[Task directions]:
Work out how many lines of the material below mention the word "username"; reply with the number only.

[Supplied material]:
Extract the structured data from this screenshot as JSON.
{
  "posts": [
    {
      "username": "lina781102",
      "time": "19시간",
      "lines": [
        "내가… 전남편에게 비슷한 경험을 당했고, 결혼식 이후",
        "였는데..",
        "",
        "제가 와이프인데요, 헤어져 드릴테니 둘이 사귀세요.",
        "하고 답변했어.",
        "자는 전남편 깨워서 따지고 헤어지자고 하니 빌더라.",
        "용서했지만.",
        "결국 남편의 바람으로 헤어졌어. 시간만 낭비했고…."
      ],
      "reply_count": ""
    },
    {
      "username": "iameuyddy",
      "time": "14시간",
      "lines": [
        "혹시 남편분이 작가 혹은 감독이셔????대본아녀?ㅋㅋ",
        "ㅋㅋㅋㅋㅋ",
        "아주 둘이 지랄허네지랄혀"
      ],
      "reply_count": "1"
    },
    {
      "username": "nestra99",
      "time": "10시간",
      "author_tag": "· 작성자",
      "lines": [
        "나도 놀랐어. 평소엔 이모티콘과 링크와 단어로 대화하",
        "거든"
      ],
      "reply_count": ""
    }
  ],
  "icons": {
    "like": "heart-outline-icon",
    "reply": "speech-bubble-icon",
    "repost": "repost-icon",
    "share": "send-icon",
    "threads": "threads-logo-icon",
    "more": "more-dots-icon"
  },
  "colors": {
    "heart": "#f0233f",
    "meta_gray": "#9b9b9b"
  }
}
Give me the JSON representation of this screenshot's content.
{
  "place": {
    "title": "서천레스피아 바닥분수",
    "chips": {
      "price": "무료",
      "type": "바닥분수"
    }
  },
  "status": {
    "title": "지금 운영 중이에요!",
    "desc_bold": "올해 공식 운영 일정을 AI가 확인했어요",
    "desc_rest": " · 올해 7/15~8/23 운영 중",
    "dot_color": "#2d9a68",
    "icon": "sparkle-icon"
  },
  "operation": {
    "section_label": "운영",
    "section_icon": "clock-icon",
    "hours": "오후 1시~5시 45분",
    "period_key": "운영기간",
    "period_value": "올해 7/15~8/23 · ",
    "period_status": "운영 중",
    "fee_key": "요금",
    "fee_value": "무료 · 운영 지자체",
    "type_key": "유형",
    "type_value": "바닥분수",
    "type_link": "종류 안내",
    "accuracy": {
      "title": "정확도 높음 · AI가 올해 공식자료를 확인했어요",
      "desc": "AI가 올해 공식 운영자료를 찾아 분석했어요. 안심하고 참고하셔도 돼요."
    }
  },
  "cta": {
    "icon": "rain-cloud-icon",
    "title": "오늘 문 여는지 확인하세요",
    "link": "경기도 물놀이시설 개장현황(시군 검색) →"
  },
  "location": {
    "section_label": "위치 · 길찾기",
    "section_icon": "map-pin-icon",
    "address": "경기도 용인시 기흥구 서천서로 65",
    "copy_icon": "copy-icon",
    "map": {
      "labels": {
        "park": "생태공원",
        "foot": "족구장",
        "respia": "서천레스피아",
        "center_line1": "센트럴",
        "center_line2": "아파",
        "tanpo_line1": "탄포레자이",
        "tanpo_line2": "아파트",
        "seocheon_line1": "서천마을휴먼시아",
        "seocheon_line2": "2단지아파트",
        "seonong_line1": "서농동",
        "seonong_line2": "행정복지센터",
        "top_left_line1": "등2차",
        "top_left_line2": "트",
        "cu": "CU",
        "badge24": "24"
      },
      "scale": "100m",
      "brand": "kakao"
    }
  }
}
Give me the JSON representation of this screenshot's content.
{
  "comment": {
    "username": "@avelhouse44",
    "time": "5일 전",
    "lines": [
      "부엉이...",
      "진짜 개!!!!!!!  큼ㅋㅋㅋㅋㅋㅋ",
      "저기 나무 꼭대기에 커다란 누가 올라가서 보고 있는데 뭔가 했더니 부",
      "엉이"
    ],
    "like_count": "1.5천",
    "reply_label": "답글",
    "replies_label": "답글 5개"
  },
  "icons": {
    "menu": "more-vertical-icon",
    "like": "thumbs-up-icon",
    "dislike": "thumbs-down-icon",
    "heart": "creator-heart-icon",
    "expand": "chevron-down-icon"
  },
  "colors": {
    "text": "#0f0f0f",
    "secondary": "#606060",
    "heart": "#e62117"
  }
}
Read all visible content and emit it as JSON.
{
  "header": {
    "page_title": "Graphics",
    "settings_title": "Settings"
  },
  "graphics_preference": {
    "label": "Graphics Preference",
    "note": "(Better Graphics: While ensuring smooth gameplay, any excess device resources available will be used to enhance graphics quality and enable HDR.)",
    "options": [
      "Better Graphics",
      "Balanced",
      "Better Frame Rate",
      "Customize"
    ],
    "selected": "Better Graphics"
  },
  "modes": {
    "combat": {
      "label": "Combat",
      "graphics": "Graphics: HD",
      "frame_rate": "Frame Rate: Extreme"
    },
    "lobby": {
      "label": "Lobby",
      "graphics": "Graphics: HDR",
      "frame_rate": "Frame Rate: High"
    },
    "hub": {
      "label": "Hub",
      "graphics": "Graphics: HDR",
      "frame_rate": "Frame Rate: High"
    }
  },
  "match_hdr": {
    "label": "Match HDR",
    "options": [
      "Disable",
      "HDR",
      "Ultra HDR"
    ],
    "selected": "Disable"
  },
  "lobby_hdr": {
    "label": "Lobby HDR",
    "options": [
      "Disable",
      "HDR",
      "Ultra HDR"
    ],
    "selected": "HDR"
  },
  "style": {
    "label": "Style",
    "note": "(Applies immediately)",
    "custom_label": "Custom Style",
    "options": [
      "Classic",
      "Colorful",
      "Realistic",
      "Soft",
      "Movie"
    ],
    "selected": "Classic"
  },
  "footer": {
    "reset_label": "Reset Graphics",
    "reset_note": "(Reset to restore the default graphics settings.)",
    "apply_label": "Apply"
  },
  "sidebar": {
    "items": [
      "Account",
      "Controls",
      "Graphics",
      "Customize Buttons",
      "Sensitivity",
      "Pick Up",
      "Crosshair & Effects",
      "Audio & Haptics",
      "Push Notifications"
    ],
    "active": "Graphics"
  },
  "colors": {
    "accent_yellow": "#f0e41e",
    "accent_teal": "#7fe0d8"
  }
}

[Written response]:
4